So, let’s get back to that bulleted list that we started out with. Plant age is definitely a factor in yield. One must consider the cost of maintaining plants for several years and ask whether the additional production is worth the cost.
Cultivar also plays a major role in productivity. There are those that say all red fruiting alpine strawberries are the same. They wouldn’t say that if they saw the results that are obtained when cultivars are tested side by side by not only me but researchers around the world. Many of the studies are done with ‘Reine des Vallees’ (= ‘Regina delle Valli’). The reason is that this is the commercial standard in Europe. It is the standard for a reason, it is productive.
Climate is also a major factor. I know growers in coastal areas of California who are producing fraises des bois year round. Their climate is perfect for this crop. Growers in less favorable climates are turning to protected environments to grow this crop. Some are using supplemental light and heated spaces to compensate for a climate not as favorable to the crop. All of these inputs must be assessed and the ROI must be calculated. A high value crop like this makes it more feasible to pay for these inputs.
Plant density is an important consideration, expecially for protected culture. Many growers and even some researchers looked at vertical growing, that is, growing multiple layers of the crop. Lower levels suffer from low light which results in less yield per given area. Very little has been done worldwide to consider this factor. Of course, here in the U.S., nothing has been done.
Plant culture such as protected environments is another major factor in yield, especially marketable yield. A high value crop like this depends on the highest quality product. To attain that quality level in most climates it is necessary to protect the crop. One seeming exception is in Spain. Arzagot has been producing quality fraises des bois (they call them woodland strawberries) for a number of years. They grow in the open field and start from seed every year. Here is a screenshot of their site:

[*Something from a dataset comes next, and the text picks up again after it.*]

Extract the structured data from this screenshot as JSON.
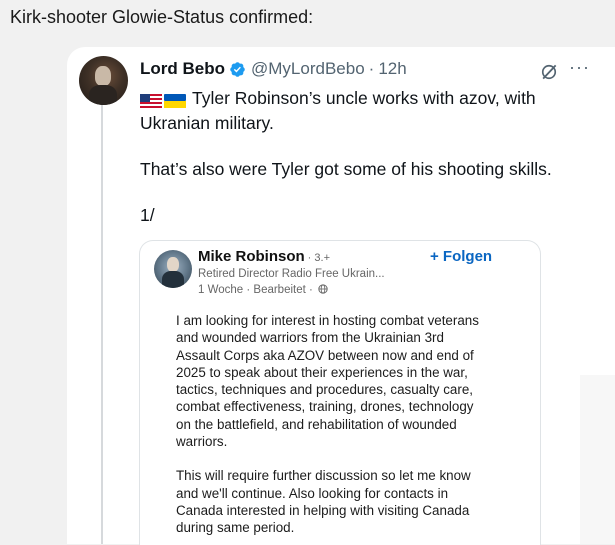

Arzagot is one of the major exporters in Spain with a good deal of their production coming to the U.S. Their site is especially interesting because they give information on the amount of time it takes to pick a kilo of fruit and the number of berries that make up that amount of fruit. We use this example about plant culture and climate but it will be used in other discussions about this crop.
I will note that references will be added soon about the studies that have been done with hydroponics. I find this a potentially rewarding growing method that will maximize production because of the method itself but also because the plants will be grown in a protected environment where all factors are optimized. The crop can reach it’s true potential and reap the highest rewards in quality, yield and of course price and ROI.
Because of the importance of the yield factor we will likely split up the discussion to multiple pages. There are methods being used to grow this crop that were not even mentioned. We are aware of growers using hanging baskets to grow the crop. Tabletop systems are used to produce strawberries in Europe and fraises des bois can be grown this way. We are not sure if it is a method being used but it is worth mentioning in a comprehensive discussion. This section is particular will be fine tuned and expanded as needed. So, come back from time to time to this discussion to see what has been added.